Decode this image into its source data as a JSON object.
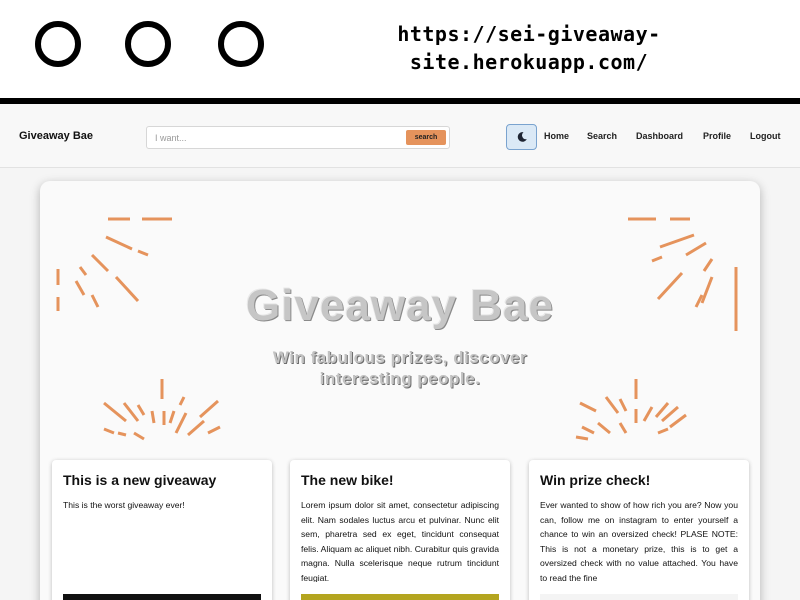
{
  "browser": {
    "window_buttons": [
      "circle",
      "circle",
      "circle"
    ],
    "url_line1": "https://sei-giveaway-",
    "url_line2": "site.herokuapp.com/"
  },
  "navbar": {
    "brand": "Giveaway Bae",
    "search": {
      "placeholder": "I want...",
      "value": "",
      "button_label": "search"
    },
    "theme_toggle_icon": "moon-icon",
    "links": [
      "Home",
      "Search",
      "Dashboard",
      "Profile",
      "Logout"
    ]
  },
  "hero": {
    "title": "Giveaway Bae",
    "subtitle_line1": "Win fabulous prizes, discover",
    "subtitle_line2": "interesting people.",
    "accent_color": "#e5935c"
  },
  "giveaways": [
    {
      "title": "This is a new giveaway",
      "description": "This is the worst giveaway ever!"
    },
    {
      "title": "The new bike!",
      "description": "Lorem ipsum dolor sit amet, consectetur adipiscing elit. Nam sodales luctus arcu et pulvinar. Nunc elit sem, pharetra sed ex eget, tincidunt consequat felis. Aliquam ac aliquet nibh. Curabitur quis gravida magna. Nulla scelerisque neque rutrum tincidunt feugiat."
    },
    {
      "title": "Win prize check!",
      "description": "Ever wanted to show of how rich you are? Now you can, follow me on instagram to enter yourself a chance to win an oversized check! PLASE NOTE: This is not a monetary prize, this is to get a oversized check with no value attached. You have to read the fine"
    }
  ]
}
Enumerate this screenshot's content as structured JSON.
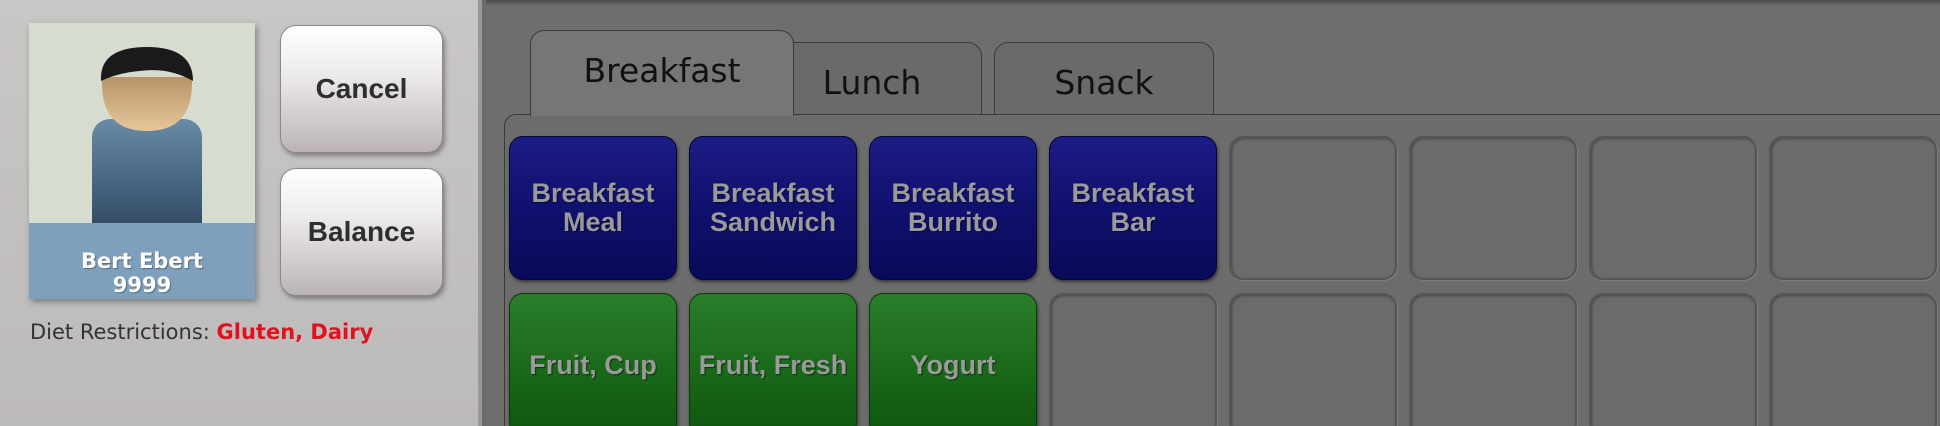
{
  "student": {
    "name": "Bert Ebert",
    "id": "9999",
    "avatar_icon": "person-silhouette-icon"
  },
  "actions": {
    "cancel_label": "Cancel",
    "balance_label": "Balance"
  },
  "diet": {
    "label": "Diet Restrictions:",
    "values": "Gluten, Dairy",
    "values_color": "#e0121f"
  },
  "tabs": [
    {
      "label": "Breakfast",
      "active": true
    },
    {
      "label": "Lunch",
      "active": false
    },
    {
      "label": "Snack",
      "active": false
    }
  ],
  "menu": {
    "row1": [
      "Breakfast Meal",
      "Breakfast Sandwich",
      "Breakfast Burrito",
      "Breakfast Bar"
    ],
    "row2": [
      "Fruit, Cup",
      "Fruit, Fresh",
      "Yogurt"
    ]
  },
  "colors": {
    "tile_blue": "#10106e",
    "tile_green": "#1b6a1b",
    "namebar": "#7fa0bc"
  }
}
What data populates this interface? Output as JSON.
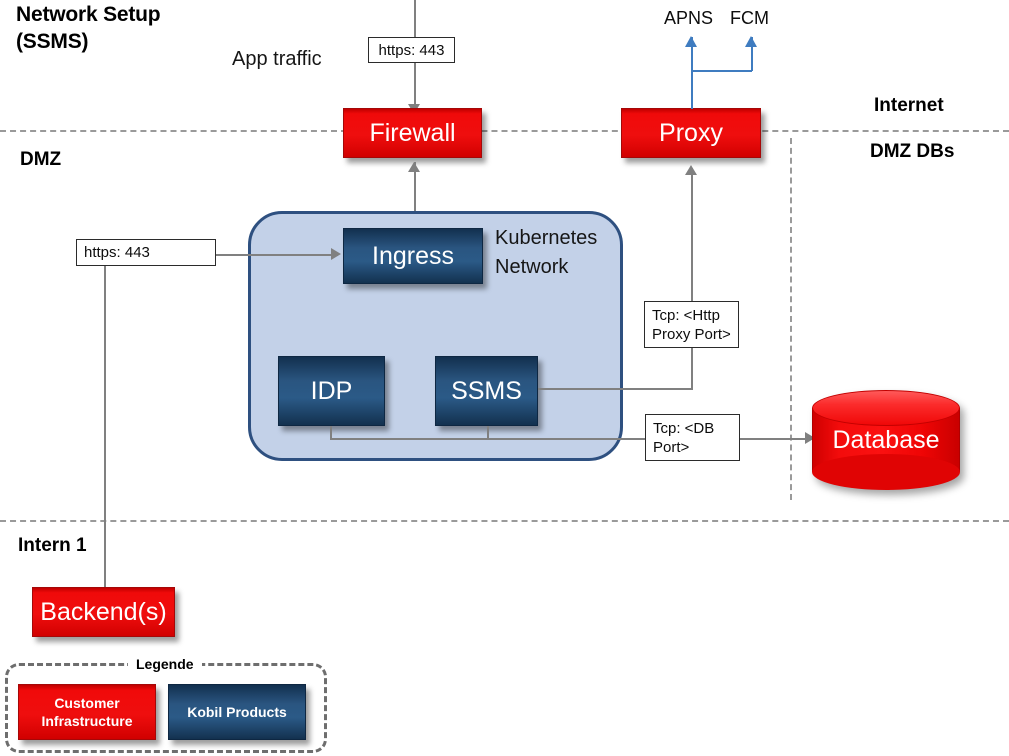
{
  "diagram": {
    "title_line1": "Network Setup",
    "title_line2": "(SSMS)"
  },
  "zones": {
    "internet": "Internet",
    "dmz": "DMZ",
    "dmz_dbs": "DMZ DBs",
    "intern": "Intern 1"
  },
  "labels": {
    "app_traffic": "App traffic",
    "kubernetes_line1": "Kubernetes",
    "kubernetes_line2": "Network",
    "apns": "APNS",
    "fcm": "FCM"
  },
  "nodes": {
    "firewall": "Firewall",
    "proxy": "Proxy",
    "ingress": "Ingress",
    "idp": "IDP",
    "ssms": "SSMS",
    "database": "Database",
    "backends": "Backend(s)"
  },
  "connectors": {
    "https_top": "https: 443",
    "https_left": "https: 443",
    "tcp_http_proxy_line1": "Tcp: <Http",
    "tcp_http_proxy_line2": "Proxy Port>",
    "tcp_db_line1": "Tcp: <DB",
    "tcp_db_line2": "Port>"
  },
  "legend": {
    "title": "Legende",
    "customer_line1": "Customer",
    "customer_line2": "Infrastructure",
    "kobil": "Kobil Products"
  },
  "colors": {
    "customer_red": "#ef0e0e",
    "kobil_blue": "#2a5580",
    "k8s_fill": "#c3d1e8",
    "k8s_border": "#2e5080",
    "connector_gray": "#808080",
    "connector_blue": "#3f7cc0",
    "zone_dash": "#9a9a9a"
  }
}
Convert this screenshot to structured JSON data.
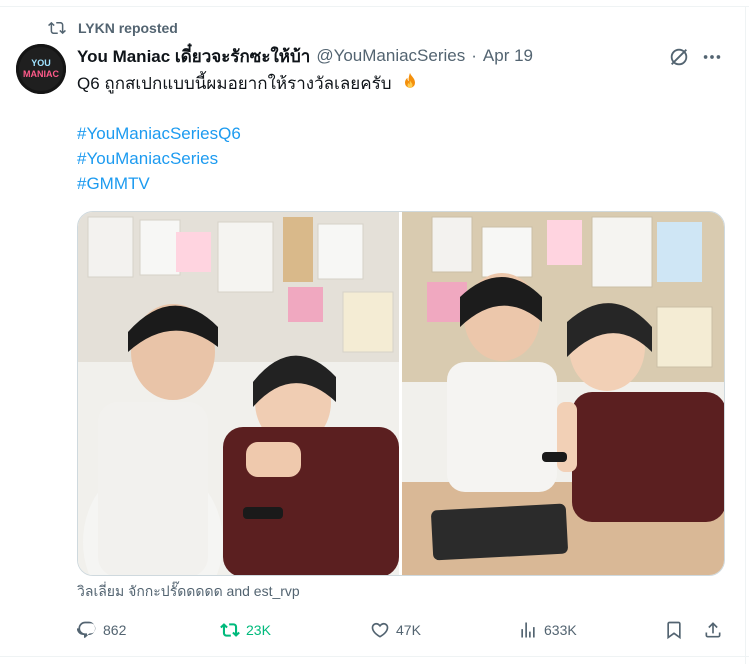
{
  "repost_banner": {
    "text": "LYKN reposted",
    "icon": "repost-icon"
  },
  "tweet": {
    "author": {
      "display_name": "You Maniac เดี๋ยวจะรักซะให้บ้า",
      "handle": "@YouManiacSeries",
      "avatar_text": "YOU MANIAC"
    },
    "separator": "·",
    "date": "Apr 19",
    "text": "Q6 ถูกสเปกแบบนี้ผมอยากให้รางวัลเลยครับ",
    "text_emoji": "fire-emoji",
    "hashtags": [
      "#YouManiacSeriesQ6",
      "#YouManiacSeries",
      "#GMMTV"
    ],
    "tagged_people": "วิลเลี่ยม จักกะปรั๊ดดดดด and est_rvp"
  },
  "actions": {
    "replies": "862",
    "reposts": "23K",
    "likes": "47K",
    "views": "633K"
  },
  "colors": {
    "accent_link": "#1d9bf0",
    "repost_active": "#00ba7c",
    "muted_text": "#536471",
    "primary_text": "#0f1419"
  }
}
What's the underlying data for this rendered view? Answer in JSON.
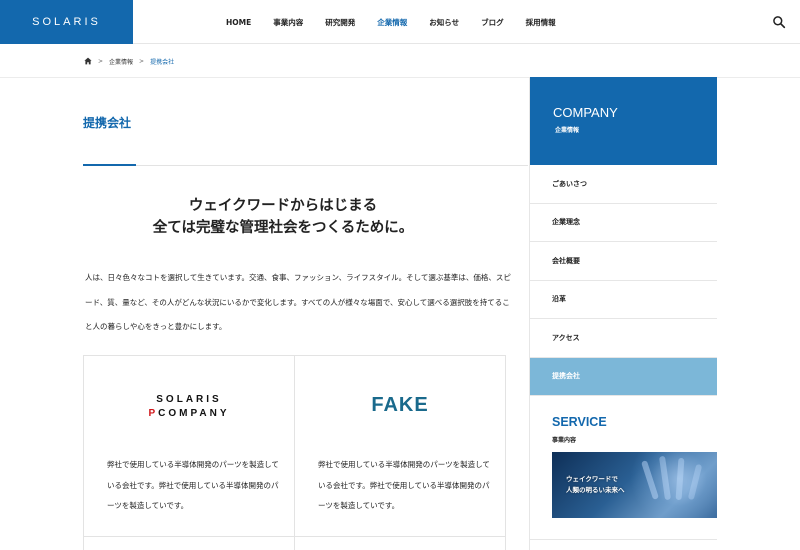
{
  "header": {
    "logo": "SOLARIS",
    "nav": [
      "HOME",
      "事業内容",
      "研究開発",
      "企業情報",
      "お知らせ",
      "ブログ",
      "採用情報"
    ],
    "active_nav": "企業情報"
  },
  "breadcrumb": {
    "items": [
      "企業情報",
      "提携会社"
    ],
    "separator": ">"
  },
  "main": {
    "page_title": "提携会社",
    "headline_line1": "ウェイクワードからはじまる",
    "headline_line2": "全ては完璧な管理社会をつくるために。",
    "intro": "人は、日々色々なコトを選択して生きています。交通、食事、ファッション、ライフスタイル。そして選ぶ基準は、価格、スピード、質、量など、その人がどんな状況にいるかで変化します。すべての人が様々な場面で、安心して選べる選択肢を持てること人の暮らしや心をきっと豊かにします。",
    "partners": [
      {
        "logo_line1": "SOLARIS",
        "logo_line2_p": "P",
        "logo_line2_rest": "COMPANY",
        "text": "弊社で使用している半導体開発のパーツを製造している会社です。弊社で使用している半導体開発のパーツを製造していです。"
      },
      {
        "logo": "FAKE",
        "text": "弊社で使用している半導体開発のパーツを製造している会社です。弊社で使用している半導体開発のパーツを製造していです。"
      }
    ]
  },
  "sidebar": {
    "heading_en": "COMPANY",
    "heading_ja": "企業情報",
    "items": [
      "ごあいさつ",
      "企業理念",
      "会社概要",
      "沿革",
      "アクセス",
      "提携会社"
    ],
    "active_item": "提携会社",
    "service_title": "SERVICE",
    "service_sub": "事業内容",
    "banner_line1": "ウェイクワードで",
    "banner_line2": "人類の明るい未来へ"
  },
  "colors": {
    "brand": "#1368ad",
    "active_side": "#7cb7d8",
    "logo_red": "#d0161a",
    "fake_logo": "#1a6a8c"
  }
}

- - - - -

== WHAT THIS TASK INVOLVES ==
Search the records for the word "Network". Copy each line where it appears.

== WRITTEN ANSWER ==
    "title_line1": "Network Setup",
    "kubernetes_line2": "Network",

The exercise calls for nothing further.